▶ **Excerpted records**

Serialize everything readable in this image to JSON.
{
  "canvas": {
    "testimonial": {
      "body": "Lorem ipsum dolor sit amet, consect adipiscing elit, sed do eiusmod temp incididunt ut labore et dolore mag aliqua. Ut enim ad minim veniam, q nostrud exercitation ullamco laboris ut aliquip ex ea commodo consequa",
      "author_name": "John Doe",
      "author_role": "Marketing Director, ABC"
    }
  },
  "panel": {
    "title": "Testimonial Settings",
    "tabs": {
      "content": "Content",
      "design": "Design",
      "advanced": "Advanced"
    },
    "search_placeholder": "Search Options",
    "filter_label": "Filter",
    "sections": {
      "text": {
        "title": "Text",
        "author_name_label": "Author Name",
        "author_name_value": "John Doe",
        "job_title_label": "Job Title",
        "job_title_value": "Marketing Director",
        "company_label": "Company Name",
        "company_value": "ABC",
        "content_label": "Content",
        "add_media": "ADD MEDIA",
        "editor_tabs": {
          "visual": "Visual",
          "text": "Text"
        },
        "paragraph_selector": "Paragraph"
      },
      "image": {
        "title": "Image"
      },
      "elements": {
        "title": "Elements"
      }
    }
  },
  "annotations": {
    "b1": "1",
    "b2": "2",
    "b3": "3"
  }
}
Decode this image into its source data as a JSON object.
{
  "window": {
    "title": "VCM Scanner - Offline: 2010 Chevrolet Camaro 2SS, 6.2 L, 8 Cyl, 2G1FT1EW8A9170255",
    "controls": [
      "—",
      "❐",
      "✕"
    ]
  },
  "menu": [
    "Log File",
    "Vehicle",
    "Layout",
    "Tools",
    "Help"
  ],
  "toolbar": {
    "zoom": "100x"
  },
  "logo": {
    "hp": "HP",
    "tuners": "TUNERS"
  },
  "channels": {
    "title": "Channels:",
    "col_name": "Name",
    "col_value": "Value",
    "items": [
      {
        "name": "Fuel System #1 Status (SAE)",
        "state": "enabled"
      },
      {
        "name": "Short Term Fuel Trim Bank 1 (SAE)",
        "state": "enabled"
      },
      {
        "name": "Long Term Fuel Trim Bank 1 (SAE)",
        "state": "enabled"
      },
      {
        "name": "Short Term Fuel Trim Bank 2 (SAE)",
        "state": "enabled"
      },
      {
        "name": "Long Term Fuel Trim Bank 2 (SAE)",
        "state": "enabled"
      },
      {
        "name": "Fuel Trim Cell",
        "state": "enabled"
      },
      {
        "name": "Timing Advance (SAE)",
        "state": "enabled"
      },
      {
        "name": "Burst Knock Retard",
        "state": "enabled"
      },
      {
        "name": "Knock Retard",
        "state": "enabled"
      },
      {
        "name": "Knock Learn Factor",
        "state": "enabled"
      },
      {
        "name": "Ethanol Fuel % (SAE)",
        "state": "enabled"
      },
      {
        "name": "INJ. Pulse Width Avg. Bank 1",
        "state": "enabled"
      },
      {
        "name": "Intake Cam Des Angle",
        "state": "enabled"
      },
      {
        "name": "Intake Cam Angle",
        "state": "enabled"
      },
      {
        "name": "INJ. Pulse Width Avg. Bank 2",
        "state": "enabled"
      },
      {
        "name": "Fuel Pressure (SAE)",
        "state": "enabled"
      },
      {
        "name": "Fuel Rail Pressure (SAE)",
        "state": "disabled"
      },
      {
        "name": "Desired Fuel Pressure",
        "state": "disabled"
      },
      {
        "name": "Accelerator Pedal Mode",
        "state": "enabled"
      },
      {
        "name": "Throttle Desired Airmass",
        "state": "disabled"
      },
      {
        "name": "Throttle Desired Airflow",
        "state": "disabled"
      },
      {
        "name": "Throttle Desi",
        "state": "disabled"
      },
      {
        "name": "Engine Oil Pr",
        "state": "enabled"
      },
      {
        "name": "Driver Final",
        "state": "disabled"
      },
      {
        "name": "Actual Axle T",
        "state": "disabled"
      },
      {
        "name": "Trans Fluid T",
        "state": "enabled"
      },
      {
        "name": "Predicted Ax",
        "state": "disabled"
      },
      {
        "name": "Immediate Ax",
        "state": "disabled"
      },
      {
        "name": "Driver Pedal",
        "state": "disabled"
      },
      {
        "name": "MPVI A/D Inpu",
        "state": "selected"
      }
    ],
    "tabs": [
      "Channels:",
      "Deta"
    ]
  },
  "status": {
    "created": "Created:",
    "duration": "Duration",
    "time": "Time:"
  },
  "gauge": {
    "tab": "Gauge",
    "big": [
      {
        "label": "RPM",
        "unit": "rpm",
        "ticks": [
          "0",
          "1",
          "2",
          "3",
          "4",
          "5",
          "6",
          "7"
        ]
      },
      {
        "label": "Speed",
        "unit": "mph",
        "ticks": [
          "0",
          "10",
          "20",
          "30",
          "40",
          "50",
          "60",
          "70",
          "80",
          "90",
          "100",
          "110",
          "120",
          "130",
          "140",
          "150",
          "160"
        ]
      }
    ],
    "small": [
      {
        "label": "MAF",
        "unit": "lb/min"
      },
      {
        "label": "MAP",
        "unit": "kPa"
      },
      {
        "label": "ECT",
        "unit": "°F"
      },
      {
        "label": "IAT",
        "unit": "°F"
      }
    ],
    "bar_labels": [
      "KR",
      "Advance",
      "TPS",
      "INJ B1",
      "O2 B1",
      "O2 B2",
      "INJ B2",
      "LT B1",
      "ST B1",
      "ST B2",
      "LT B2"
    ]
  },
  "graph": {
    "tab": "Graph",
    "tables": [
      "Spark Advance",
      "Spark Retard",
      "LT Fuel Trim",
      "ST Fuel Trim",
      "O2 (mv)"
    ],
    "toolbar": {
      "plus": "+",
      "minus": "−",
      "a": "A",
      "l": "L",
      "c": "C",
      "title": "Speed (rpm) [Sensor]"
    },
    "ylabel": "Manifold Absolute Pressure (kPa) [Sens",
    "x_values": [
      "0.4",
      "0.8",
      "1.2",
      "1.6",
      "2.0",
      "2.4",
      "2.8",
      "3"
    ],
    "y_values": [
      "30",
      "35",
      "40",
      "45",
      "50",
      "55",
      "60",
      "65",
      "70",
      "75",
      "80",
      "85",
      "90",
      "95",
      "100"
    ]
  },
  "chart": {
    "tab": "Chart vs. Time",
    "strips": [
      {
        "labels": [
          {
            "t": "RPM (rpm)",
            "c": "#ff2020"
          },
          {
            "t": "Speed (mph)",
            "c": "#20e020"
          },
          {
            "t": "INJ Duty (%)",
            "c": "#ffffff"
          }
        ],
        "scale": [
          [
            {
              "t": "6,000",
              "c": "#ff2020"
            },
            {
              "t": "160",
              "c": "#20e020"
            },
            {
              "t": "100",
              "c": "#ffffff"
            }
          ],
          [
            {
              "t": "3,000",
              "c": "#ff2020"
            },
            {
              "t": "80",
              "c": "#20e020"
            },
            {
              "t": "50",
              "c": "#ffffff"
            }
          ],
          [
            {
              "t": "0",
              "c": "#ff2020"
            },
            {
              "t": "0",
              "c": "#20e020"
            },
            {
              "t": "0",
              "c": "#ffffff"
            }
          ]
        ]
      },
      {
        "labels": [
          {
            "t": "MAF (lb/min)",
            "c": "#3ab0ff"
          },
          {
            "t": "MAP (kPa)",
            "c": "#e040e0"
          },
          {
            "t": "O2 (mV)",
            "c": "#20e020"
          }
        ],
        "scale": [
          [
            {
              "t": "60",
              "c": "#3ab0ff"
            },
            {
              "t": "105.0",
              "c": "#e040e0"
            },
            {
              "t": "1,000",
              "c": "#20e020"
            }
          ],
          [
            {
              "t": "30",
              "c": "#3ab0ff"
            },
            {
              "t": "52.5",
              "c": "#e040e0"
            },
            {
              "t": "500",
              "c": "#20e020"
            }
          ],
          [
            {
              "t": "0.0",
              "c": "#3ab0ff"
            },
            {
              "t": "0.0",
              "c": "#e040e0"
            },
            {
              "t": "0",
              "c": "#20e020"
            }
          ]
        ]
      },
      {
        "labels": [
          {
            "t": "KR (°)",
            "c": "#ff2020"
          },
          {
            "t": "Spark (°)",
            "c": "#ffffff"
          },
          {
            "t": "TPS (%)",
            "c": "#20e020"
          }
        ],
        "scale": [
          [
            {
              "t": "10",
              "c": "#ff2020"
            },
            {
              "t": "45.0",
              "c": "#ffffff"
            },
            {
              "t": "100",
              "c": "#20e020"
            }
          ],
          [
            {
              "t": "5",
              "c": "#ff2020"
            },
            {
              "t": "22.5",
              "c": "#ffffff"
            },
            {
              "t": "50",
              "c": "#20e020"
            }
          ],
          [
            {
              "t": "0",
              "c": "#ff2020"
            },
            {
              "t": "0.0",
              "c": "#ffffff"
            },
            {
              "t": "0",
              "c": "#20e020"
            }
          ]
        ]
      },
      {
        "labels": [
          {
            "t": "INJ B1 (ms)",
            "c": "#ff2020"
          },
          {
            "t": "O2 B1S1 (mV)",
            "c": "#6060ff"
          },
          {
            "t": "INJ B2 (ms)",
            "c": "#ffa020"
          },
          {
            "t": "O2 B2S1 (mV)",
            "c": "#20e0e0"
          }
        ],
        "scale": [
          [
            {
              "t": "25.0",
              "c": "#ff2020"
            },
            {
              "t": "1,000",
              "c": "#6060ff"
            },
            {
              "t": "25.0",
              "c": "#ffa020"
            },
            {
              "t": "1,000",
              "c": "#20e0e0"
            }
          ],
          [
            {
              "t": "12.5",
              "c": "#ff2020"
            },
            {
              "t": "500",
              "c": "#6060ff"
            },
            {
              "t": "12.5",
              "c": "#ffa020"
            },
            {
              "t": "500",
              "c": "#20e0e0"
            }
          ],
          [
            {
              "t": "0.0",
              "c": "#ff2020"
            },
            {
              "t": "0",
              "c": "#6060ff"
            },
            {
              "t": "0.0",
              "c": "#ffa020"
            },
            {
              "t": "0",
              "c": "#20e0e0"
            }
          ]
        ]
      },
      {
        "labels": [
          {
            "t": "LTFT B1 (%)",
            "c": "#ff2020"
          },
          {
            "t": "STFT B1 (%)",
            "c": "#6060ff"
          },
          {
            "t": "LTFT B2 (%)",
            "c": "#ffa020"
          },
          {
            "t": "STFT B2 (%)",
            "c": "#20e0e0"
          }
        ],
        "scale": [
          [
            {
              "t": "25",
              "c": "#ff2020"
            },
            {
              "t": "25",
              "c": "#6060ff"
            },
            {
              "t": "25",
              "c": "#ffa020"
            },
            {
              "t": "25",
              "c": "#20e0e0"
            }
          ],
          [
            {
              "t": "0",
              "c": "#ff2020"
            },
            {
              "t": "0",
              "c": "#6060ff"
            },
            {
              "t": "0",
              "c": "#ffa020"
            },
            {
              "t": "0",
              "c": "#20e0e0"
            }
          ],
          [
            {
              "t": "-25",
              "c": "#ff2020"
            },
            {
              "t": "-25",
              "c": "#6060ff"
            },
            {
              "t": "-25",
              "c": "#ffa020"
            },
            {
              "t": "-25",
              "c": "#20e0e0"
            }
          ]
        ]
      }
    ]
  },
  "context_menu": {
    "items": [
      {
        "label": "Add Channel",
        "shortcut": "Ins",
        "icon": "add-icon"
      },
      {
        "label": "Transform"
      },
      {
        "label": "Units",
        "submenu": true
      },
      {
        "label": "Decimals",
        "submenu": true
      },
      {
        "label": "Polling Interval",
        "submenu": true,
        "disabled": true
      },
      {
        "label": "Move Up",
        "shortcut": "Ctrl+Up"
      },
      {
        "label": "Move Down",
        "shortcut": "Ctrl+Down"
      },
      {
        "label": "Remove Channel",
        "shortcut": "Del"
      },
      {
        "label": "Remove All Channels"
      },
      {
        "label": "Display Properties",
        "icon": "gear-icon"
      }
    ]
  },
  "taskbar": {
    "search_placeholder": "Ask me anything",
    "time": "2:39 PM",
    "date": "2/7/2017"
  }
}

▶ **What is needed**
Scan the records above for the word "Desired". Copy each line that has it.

▶ **Answer for this exercise**
        "name": "Desired Fuel Pressure",
        "name": "Throttle Desired Airmass",
        "name": "Throttle Desired Airflow",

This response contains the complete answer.